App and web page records
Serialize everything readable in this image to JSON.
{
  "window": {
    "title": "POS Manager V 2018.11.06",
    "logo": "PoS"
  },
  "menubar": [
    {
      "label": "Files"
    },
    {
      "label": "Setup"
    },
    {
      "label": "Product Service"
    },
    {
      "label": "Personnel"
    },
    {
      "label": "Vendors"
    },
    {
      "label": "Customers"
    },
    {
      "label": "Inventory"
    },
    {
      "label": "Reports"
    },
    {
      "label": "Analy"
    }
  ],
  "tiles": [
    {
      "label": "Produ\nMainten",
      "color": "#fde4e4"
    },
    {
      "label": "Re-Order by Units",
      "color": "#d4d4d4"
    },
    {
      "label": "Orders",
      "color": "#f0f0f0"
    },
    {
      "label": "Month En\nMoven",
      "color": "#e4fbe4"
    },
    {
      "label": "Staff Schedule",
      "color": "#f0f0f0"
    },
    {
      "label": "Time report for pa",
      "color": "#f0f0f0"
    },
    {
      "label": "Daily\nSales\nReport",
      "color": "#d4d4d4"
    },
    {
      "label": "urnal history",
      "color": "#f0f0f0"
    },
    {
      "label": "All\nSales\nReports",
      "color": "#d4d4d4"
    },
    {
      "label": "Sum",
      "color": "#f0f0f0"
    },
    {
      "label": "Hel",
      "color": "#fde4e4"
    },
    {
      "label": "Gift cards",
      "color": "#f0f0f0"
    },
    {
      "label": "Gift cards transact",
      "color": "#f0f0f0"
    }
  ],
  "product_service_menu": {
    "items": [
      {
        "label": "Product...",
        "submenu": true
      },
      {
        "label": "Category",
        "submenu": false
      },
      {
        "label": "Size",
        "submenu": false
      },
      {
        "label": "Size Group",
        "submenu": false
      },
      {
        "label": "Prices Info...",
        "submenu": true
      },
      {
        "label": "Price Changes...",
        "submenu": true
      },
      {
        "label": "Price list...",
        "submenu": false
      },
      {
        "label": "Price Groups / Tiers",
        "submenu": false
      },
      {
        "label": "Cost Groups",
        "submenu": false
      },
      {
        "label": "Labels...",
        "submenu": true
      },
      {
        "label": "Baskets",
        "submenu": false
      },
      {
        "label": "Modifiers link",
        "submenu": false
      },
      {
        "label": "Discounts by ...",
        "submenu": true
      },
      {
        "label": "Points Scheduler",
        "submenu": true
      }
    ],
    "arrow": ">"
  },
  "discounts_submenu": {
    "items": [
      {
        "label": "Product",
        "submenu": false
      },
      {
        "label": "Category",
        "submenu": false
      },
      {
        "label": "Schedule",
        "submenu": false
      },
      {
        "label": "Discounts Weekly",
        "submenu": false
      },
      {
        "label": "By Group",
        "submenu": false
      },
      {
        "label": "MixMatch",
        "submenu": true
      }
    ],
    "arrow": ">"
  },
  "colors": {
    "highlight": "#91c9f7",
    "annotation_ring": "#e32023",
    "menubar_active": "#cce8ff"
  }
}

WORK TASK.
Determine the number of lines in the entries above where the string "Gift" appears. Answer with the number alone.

RESPONSE.
2